Gone with the Wind, first published in May 1936, is a Drama, romantic novel written by Margaret Mitchell that won the coveted Pulitzer Prize in 1937. The story is set in Clayton County, Georgia and Atlanta, Georgia during the American Civil War and Reconstruction and depicts the experiences of Scarlett O'Hara, the spoiled daughter of a well-to-do plantation owner. The novel is the source of the extremely popular 1939 film of the same name.
Margaret Mitchell penned "Gone with the Wind" in a linear fashion, basing it on the life and experiences of the main character, Scarlett O'Hara, as she grew from a young woman into the responsibilities of adulthood. Mitchell did not make use of sub-plots, memory flashbacks or dream sequences to enhance the storyline or reveal the past. Instead, the plot follows a historically accurate account of the times, beginning in the enchanted world of "Tara," and continuing through its demise.
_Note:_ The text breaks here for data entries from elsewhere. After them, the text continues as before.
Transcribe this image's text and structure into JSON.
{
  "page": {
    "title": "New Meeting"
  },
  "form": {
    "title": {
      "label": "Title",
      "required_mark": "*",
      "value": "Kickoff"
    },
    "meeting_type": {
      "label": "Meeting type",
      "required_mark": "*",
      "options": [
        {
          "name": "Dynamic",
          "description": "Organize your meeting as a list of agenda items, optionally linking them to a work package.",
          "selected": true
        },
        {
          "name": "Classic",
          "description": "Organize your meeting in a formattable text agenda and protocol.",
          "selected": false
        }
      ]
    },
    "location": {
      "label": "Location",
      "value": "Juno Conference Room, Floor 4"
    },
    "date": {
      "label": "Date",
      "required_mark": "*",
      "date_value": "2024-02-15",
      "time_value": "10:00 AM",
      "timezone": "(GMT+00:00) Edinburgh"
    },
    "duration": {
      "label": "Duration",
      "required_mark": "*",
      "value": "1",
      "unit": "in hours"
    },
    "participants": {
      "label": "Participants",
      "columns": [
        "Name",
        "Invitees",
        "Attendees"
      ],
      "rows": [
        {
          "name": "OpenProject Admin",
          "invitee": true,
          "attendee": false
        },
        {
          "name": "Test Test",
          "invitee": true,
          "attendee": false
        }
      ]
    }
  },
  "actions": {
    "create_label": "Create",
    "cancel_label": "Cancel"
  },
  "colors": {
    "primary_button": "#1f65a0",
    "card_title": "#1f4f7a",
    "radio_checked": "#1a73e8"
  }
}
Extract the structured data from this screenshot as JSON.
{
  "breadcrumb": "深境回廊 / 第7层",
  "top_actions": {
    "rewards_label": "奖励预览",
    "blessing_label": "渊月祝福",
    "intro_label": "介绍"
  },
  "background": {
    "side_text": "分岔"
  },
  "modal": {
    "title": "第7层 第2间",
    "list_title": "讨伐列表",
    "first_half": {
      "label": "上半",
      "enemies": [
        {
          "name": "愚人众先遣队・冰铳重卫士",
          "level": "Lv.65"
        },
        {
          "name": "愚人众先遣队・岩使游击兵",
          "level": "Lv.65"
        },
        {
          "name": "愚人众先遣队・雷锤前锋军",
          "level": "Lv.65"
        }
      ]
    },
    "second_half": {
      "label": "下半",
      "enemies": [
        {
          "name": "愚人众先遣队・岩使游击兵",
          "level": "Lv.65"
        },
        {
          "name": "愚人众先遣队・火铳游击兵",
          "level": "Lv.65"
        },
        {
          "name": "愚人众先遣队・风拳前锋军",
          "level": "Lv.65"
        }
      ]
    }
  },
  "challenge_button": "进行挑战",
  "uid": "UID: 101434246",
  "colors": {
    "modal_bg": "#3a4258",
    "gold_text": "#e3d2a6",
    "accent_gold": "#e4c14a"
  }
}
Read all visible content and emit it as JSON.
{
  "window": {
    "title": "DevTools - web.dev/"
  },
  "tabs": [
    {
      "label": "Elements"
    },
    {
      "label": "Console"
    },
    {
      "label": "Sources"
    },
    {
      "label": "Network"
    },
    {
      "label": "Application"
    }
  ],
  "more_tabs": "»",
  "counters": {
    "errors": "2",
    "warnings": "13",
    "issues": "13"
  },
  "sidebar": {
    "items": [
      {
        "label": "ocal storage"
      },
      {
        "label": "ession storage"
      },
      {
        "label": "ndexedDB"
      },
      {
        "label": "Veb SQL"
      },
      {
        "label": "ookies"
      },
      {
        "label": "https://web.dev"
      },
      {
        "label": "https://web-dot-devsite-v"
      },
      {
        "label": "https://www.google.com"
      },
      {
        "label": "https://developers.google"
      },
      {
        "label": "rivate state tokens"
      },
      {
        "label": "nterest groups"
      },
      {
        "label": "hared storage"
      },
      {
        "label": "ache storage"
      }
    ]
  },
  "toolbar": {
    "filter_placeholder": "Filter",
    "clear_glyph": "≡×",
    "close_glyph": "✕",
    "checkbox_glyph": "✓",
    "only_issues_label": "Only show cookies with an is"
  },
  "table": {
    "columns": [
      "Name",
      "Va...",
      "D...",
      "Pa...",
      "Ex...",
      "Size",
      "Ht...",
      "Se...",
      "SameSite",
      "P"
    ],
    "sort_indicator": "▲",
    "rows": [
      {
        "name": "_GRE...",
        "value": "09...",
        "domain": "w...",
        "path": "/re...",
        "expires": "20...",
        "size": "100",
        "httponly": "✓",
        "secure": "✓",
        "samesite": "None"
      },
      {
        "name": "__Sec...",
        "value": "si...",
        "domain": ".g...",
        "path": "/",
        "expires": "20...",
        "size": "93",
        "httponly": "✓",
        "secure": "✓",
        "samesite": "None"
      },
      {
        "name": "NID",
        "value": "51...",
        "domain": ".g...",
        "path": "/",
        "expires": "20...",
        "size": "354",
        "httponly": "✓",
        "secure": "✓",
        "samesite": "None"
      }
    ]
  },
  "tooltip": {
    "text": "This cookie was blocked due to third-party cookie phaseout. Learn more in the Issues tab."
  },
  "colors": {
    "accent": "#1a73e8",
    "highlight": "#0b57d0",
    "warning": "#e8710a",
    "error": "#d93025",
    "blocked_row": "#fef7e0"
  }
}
Notably, Mitchell almost entirely skipped over the subject of the morality of slavery or whether the South was justified in pursuing war against the North, preferring to allow the reader to decide for herself based upon the actions or inaction of the novel's characters.